McKee, the attorney for Scholars First, issued a statement saying: “Scholars First has active insurance policies that address risk management objectives for all of its clients. It attempts to maintain the highest safety standards and to protect the students who ride on their buses."

RELATED: School bus in canal served after-school arts program

Several attorneys told WWL-TV they represent people with insurance claims against Scholars First but haven’t been able to track down any active insurance coverage for Scholars First.

LaRue Haigler represents a 7-year-old Bricolage Academy student who was beaten by a bus driver on a Scholars First bus in December. The incident was caught on another student’s cell phone camera.

RELATED: School bus driver fired after assaulting Bricolage Academy student on bus

Haigler said Scholars First has failed for several months to provide him any proof of a current insurance policy.

“I don't know if Scholars First is unique in this, because I've also encountered this with other private school transportation companies,” he said.

RELATED: NOPD investigating child abuse after school bus driver filmed beating student
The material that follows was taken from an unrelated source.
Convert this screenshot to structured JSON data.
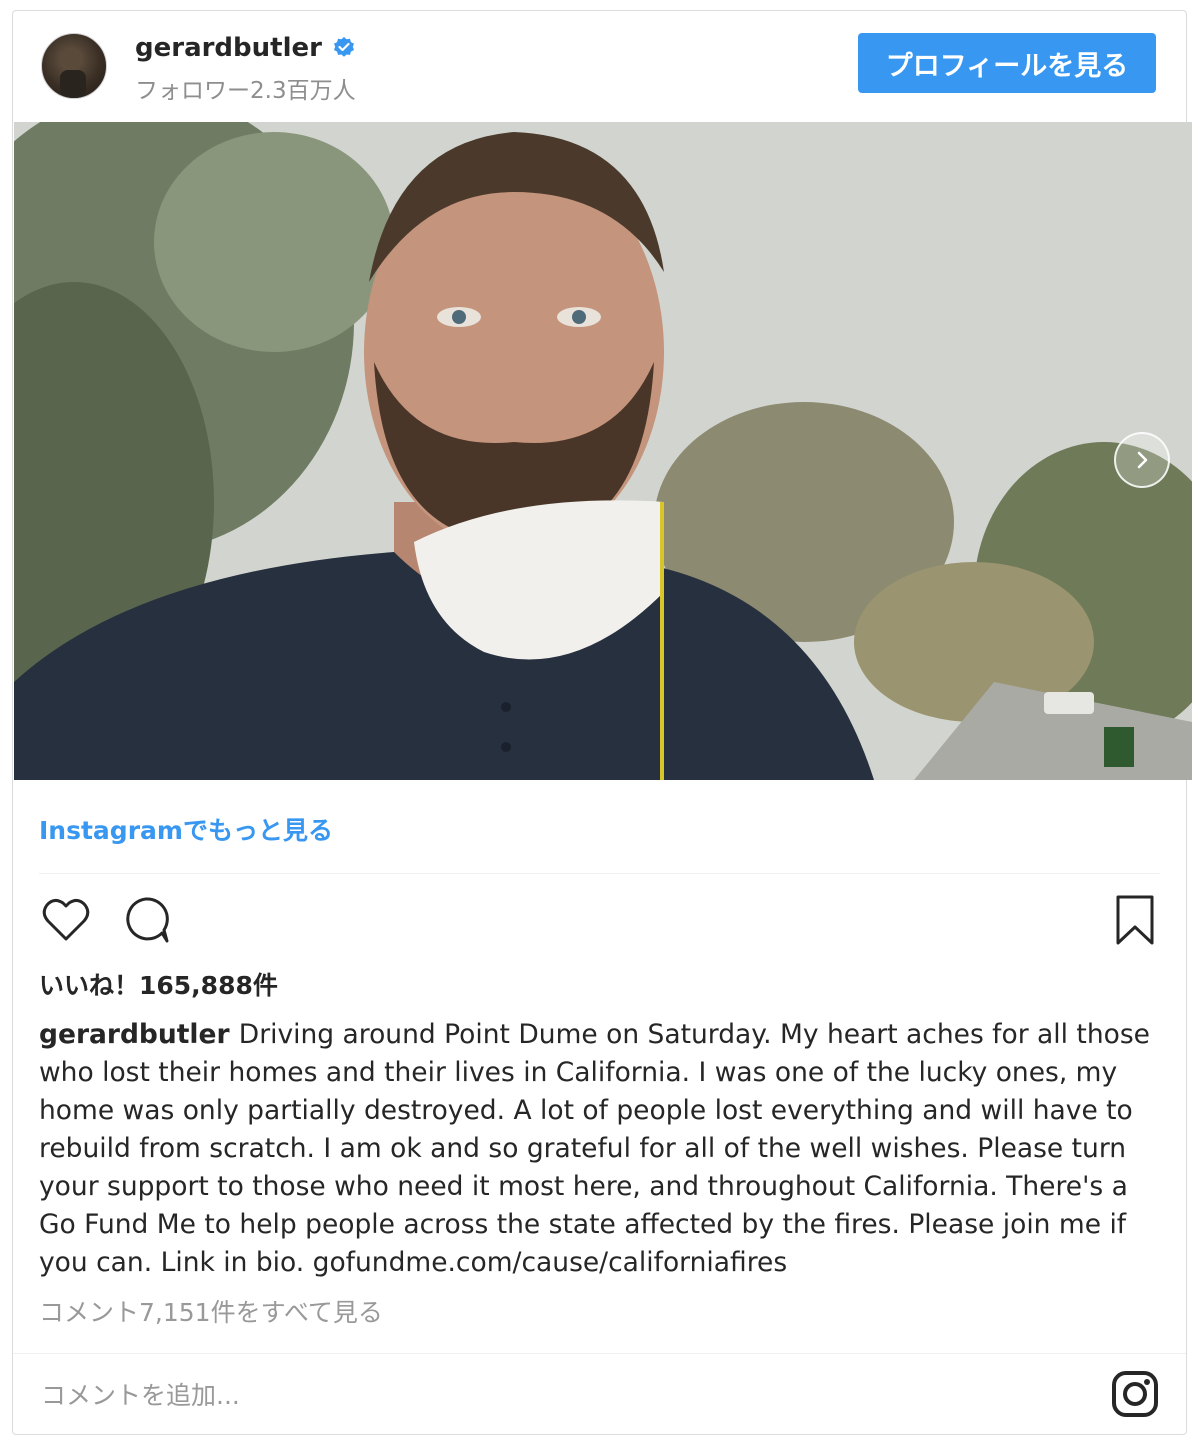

Jennifer Cecil, head of the One Stop permitting office in City Hall, said she was not surprised to hear about the insurance certificates.

“This is exactly what we feared when we began spotting school buses without license plates on them or when police stopped them they weren't able to produce any active insurance or registration,” she said.

RELATED: Video shows tire off school bus, students jumping out onto highway bridge

The Impact 

Newman said he made assumptions about school buses having all of the proper licenses, registrations and insurance, but started learning about the larger problem when he saw WWL-TV’s “Taken for a Ride” series.

“They show a driver like me a policy, I have no way of knowing if that's real until I call the insurance company,” Newman said. “I would expect that a school would do a little more investigating to find out if a policy is, in fact, real.”

Einstein Charter said it confirmed Scholars First has an active insurance policy, but CEO Michael McKenzie said he was concerned about the information WWL-TV uncovered and will be looking into other transportation providers.

RELATED: Police: 1 child, 1 adult hurt after SUV crashes into school bus in Algiers

New Beginnings CEO Michelle Blouin-Williams said she reached out to Scholars First to ask about the insurance certificate.

“Like all schools, we require our vendors to provide accurate information in response to our requests,” she said. “If we determine that any of our vendors have been untruthful in the submissions to the organization then we will handle that accordingly.”

Success Prep sent WWL-TV a new insurance certificate, dated Dec. 1, showing a different insurance agency and a new general liability insurance provider for Scholars First.

RELATED: 'A parent was able to get on the bus and beat my child'

All three school organizations said they carry their own liability insurance policies that would cover students while they are riding on the school buses.